Matthew 12: Intensification
In Matthew 12 Jesus repeats and broadens his claims about himself, and as a result the enmity of the Pharisees is stirred to action. Their conflict with Jesus is not merely a philosophical one. They begin to conspire to destroy him.
Note: Jesus' defense against their various accusations (that he has profaned the sabbath or that he is possessed by Beelzebul) is nothing if not deeply sensible. In other words, he is not merely denying their charges, but verbally demonstrating their hollowness. This must have been deeply frustrating to the Pharisees, for they are status-proud folks, and here the carpenter’s son from Galilee is showing them up publicly.
Jesus, for his part, continues to call himself the Son of Man. He boldly claims to be "the Lord of Sabbath," and later "one greater than Solomon." When the Pharisees, mightily bothered, accuse him of serving Beelzebul, he in response not only demonstrates the absurdity of their accusation, but suggests that they have blasphemed the Holy Spirit. He calls them a "brood of vipers," and goes on to suggest that their response to him is crucial to their eternal destiny. Finally, he aligns himself so radically with heaven and with heavenly things as to seems even to deny his own family.
Chapter 12, then, is a chapter of intensification. Jesus' claims have become more radical, more devisive. Meanwhile, the enmity of the Pharisees has also intensified.

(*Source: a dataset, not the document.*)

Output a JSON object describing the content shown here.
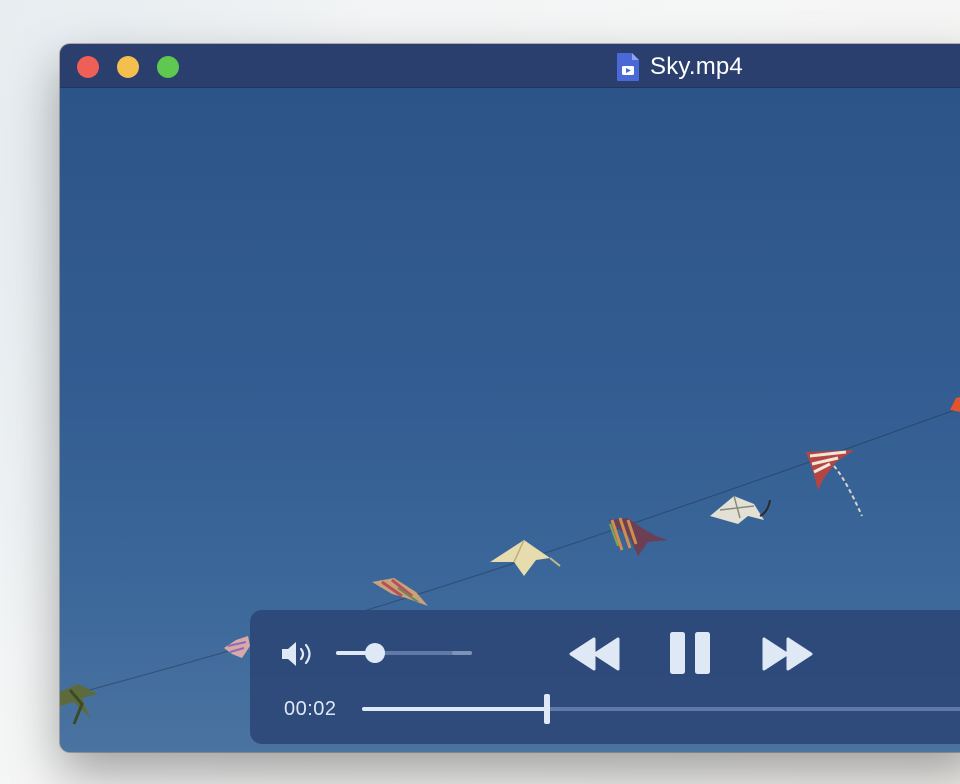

Finally, it should be noted that, in line with this intensification, Jesus now speaks (no doubt in a veiled manner) of his death and resurrection (v.40):
For just as Jonah was three days and three nights in the belly of the great fish, so will the Son of Man be three days and three nights in the heart of the earth.Intensification, indeed.